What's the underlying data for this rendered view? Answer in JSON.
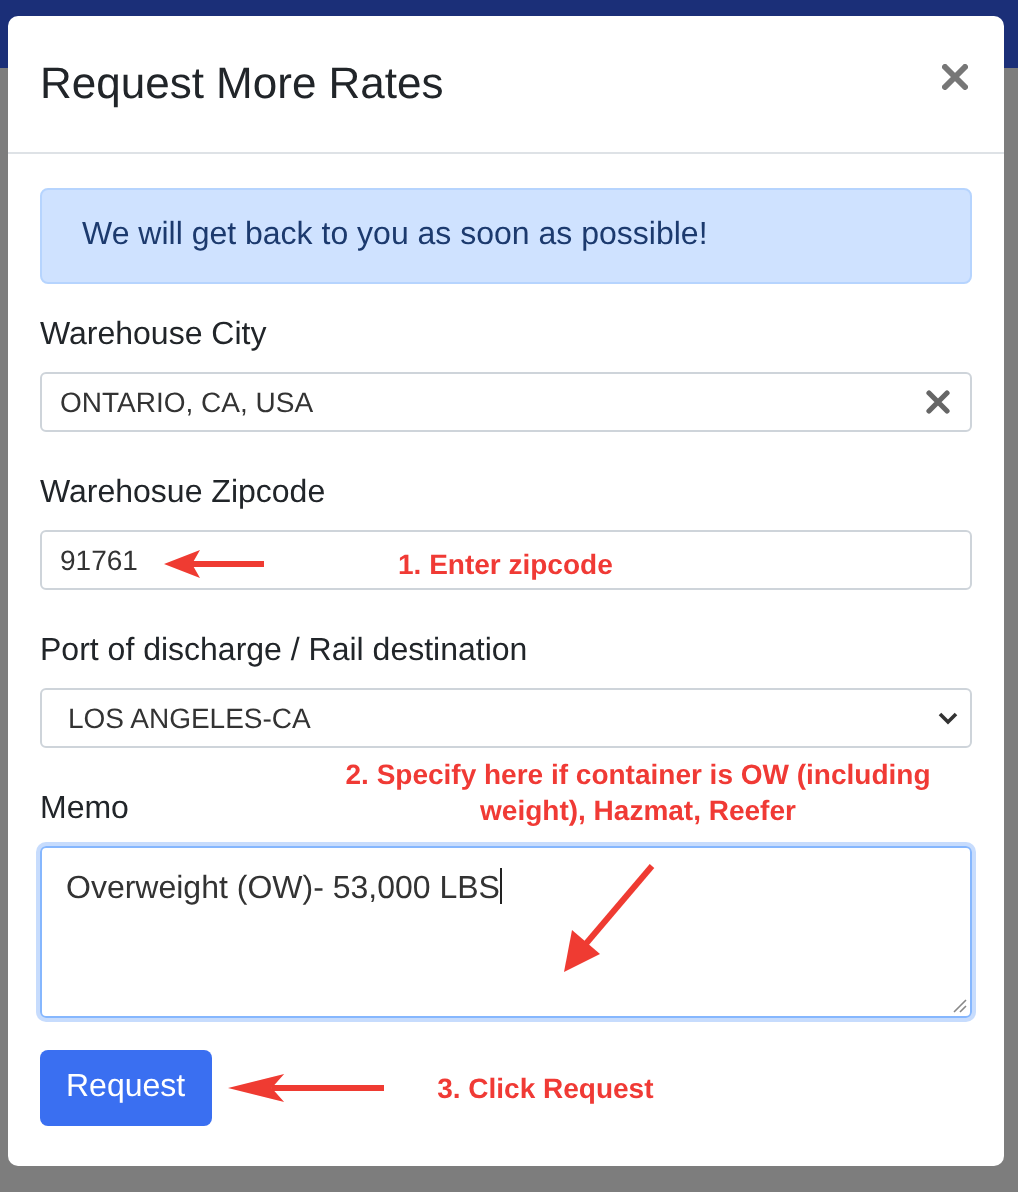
{
  "modal": {
    "title": "Request More Rates",
    "alert": "We will get back to you as soon as possible!",
    "fields": [
      {
        "kind": "clearable",
        "label": "Warehouse City",
        "value": "ONTARIO, CA, USA"
      },
      {
        "kind": "text",
        "label": "Warehosue Zipcode",
        "value": "91761",
        "annotation": {
          "kind": "left",
          "text": "1. Enter zipcode"
        }
      },
      {
        "kind": "select",
        "label": "Port of discharge / Rail destination",
        "value": "LOS ANGELES-CA"
      },
      {
        "kind": "textarea",
        "label": "Memo",
        "value": "Overweight (OW)- 53,000 LBS",
        "focused": true,
        "annotation": {
          "kind": "down-left",
          "text": "2. Specify here if container is OW (including weight), Hazmat, Reefer"
        }
      }
    ],
    "button": {
      "label": "Request",
      "annotation": {
        "kind": "left",
        "text": "3. Click Request"
      }
    }
  }
}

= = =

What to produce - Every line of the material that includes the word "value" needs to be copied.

Answer section -
        "value": "ONTARIO, CA, USA"
        "value": "91761",
        "value": "LOS ANGELES-CA"
        "value": "Overweight (OW)- 53,000 LBS",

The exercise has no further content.